The United States Ambassador to the United Nations, Samantha Power, has stated the rescue of the Chibok girls continues to be a top priority.
She spoke with State House correspondents after meeting with President Muhammadu Buhari at the Presidential Villa, Abuja.
Power said the U.S. in recent months have been able to give additional information sharing platforms and additional surveillance to aid the fight against Boko Haram.
She said: “The issue of the Chibok girls and other adaptations is of huge priority to the U.S. And it was the issue I discussed at length with President Buhari today .
“We had moved to provide the information and intelligence needed to the Nigerian authorities. We have in recent months been able to allocate additional information sharing platforms and additional surveillance to aid the fight against Boko Haram .
“We will not rest. We will continue to deepen our partnership and be more effective with out partners on the ground. We are determined to support Nigeria and other neighbouring countries to secure more rescues of adopted people and releases in the days and weeks ahead .
On recent video released by the insurgents, she said: “What we talked about was the importance of pursuing every need related to the Chibok girls and making sure we have mechanism whereby parents and family, who have been adopted by Boko Haram can be given information whereby videos can be examined and relations offer feedbacks on their impression on the videos to have a process by which family of those who are missing work more constructively with the government and indeed with those involved in the operations in trying to rescue the girls.
“So, that was the nature of our discussion with the President.

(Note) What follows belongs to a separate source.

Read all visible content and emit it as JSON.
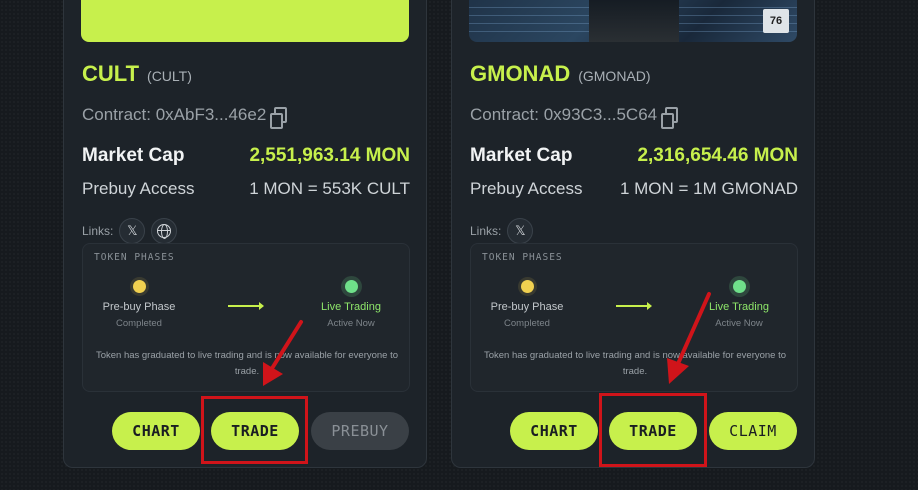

The recent video was one part of our discussion and the larger puzzle that will need to be assembled.”
Power led a 42-member high-power delegation from President Barack Obama to Nigeria in support of the three priority areas of President Muhammadu Buhari’s administration.
She said the three areas; security, economy and governance remain the focus of the delegation’s visit to Nigeria.
The head of the delegation at a joint press conference with Minister of Foreign Affairs, Geoffrey Onyeama, said Nigeria was a strategic partner to the U.S. not only in Africa but globally.
“As you (Onyeama) indicated, Obama has sent me and members of his cabinet to lead an inter-agency delegation to Nigeria,” she said.
Power said the delegation would reflect on the three pillars of the administration; security, economy and governance.
She explained that the partnership would bear fruits to include other aspects of our partnership.
“It will include dealing with Boko Haram, trade, economic development, strengthening institutions and the fight against corruption.
“These are intrinsically central for the people of Nigeria, who want to live in a secured environment and dignity and have maximum opportunity”.
According to her, the other aspects the visit covers include focus on critical areas for dealing with the emergency situation, caused by the Boko Haram insurgency.
She also said the Nigeria-U.S. Bi-National Commission meeting in Washington in March, had started yielding results.
“It’s been a fruitful dialogue and I think there is a lot of homework that has come out of it.
“And there are a number of issues which I look forward to discussing with you; that’s how we move forward in stronger ways,” she said.
Power hailed Nigeria’s contributions to regional and global peace, especially in its effort at the UN Security Council.
”I’ve had the privilege of serving in 2014-2014 with Nigeria on the UN Security Council when you held one of the non-permanent seats.
“I can tell you how important our relationship was on the Security Council, how much constructive work we did. You had a tremendous team in New York and I continue to work with them everyday.
”When U.S. and Nigeria stand together, whether it’s here or in an organisation, such as the UN, as I said earlier, the sky is the limit,” she said.
Among the 42-member delegation include Obama’s principal deputy assistant secretary for African Affairs and the Deputy Commander of the U.S. African Command (AFRICOM).